[PROBLEM DETAILS] Show each line from the listing that includes the word "Geldt".

========================================================================

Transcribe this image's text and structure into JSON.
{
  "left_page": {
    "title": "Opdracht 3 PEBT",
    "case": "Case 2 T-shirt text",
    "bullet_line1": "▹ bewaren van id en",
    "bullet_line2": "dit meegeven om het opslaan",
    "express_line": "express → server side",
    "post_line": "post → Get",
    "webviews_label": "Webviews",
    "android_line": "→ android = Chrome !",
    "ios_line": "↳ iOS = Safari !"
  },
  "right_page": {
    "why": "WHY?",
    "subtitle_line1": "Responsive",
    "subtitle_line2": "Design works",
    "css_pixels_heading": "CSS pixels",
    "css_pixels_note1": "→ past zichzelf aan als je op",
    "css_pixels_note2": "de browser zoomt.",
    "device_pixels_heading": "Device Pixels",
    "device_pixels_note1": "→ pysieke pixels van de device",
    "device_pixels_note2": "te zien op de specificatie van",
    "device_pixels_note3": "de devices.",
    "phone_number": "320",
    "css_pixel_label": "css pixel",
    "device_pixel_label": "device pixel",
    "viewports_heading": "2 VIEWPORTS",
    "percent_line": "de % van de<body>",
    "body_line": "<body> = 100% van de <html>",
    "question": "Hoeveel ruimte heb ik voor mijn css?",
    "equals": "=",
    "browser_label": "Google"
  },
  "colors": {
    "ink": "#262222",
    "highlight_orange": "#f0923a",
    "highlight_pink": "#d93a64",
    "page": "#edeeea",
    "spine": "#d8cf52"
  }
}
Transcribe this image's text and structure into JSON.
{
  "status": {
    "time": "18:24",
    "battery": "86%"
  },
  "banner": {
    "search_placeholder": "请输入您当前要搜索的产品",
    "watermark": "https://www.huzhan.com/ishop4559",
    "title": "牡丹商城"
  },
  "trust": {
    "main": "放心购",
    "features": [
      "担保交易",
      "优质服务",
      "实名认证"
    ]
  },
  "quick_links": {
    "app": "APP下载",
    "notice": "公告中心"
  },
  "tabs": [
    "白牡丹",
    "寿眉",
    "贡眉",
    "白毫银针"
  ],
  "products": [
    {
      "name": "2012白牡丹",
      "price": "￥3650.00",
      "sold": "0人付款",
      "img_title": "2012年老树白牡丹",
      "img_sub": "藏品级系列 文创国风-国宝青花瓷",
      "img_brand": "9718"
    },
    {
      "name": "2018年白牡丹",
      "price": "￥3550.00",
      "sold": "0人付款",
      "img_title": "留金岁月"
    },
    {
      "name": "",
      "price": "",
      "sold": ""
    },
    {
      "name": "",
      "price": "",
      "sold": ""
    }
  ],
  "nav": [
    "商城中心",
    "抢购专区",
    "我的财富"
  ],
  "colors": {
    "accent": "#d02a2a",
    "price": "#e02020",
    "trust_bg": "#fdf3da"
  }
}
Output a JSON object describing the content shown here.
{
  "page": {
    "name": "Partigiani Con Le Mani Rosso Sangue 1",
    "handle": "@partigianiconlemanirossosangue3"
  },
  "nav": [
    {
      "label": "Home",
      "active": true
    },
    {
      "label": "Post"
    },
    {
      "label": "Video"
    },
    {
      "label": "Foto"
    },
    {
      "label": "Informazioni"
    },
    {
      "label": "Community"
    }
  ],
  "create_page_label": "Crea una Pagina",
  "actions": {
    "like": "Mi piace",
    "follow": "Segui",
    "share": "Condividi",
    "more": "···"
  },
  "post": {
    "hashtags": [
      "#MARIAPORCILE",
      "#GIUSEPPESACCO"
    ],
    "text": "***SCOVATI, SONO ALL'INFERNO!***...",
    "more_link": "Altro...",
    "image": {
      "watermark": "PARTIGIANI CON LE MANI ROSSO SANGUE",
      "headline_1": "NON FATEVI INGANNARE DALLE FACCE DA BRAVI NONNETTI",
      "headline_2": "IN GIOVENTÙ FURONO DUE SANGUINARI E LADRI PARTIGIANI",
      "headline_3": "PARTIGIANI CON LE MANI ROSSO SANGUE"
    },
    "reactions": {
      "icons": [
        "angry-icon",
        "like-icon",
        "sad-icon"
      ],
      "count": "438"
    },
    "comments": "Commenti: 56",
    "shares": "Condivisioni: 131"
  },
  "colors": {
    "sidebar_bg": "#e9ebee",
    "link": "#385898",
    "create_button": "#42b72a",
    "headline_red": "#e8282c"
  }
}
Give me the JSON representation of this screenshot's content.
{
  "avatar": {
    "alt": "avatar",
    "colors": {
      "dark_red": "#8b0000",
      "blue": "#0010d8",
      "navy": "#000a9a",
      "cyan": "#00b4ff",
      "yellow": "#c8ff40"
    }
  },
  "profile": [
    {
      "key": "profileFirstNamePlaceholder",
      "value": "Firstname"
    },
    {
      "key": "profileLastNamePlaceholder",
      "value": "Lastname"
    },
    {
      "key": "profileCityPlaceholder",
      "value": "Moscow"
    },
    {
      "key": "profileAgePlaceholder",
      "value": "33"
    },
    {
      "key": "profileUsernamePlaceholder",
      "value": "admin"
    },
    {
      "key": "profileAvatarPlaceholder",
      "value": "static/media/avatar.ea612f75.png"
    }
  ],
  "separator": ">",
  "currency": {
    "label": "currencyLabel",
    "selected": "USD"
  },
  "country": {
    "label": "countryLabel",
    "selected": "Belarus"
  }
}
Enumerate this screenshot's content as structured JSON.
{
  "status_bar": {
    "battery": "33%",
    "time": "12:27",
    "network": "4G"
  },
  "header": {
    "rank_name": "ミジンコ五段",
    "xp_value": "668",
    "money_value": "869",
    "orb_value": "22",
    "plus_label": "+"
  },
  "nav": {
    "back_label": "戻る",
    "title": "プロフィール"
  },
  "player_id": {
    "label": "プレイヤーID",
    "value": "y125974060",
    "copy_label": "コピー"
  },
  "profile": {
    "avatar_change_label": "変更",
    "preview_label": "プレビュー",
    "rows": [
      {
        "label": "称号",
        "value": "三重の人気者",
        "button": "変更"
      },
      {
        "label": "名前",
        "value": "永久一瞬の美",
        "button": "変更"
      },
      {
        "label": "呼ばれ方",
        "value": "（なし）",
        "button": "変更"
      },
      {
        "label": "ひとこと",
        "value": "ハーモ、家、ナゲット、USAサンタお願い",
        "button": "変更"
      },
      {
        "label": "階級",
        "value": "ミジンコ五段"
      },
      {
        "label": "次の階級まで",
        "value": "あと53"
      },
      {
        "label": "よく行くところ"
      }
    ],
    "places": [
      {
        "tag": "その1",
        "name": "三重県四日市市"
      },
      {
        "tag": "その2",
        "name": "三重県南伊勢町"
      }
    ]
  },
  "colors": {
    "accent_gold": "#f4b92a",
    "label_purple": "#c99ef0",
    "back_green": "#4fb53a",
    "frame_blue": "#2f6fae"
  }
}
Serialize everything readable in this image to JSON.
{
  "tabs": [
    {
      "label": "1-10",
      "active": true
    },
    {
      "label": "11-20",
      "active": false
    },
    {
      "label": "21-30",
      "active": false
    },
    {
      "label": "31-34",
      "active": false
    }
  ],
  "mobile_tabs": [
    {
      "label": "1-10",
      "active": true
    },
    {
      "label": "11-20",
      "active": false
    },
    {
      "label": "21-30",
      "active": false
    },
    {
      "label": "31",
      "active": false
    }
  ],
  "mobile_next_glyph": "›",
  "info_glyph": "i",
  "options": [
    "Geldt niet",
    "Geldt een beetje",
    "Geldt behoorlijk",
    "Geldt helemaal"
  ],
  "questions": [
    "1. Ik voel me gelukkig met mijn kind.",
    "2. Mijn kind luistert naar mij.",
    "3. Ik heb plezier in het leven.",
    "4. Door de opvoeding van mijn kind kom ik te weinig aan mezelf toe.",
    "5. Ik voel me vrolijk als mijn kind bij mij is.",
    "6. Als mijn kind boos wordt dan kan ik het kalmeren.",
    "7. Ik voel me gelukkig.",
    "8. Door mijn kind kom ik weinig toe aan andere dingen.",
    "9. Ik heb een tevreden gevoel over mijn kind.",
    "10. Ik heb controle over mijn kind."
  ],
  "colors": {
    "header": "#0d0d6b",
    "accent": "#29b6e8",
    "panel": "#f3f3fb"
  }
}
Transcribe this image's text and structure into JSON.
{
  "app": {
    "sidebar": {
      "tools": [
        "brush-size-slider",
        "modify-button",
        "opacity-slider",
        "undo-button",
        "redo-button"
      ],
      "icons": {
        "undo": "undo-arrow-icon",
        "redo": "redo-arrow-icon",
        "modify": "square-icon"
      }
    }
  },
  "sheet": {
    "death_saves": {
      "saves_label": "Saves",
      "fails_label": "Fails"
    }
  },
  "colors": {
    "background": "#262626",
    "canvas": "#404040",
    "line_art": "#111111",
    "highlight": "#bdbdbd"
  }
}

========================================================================

[FINISHED EXERCISE]
    "Geldt niet",
    "Geldt een beetje",
    "Geldt behoorlijk",
    "Geldt helemaal"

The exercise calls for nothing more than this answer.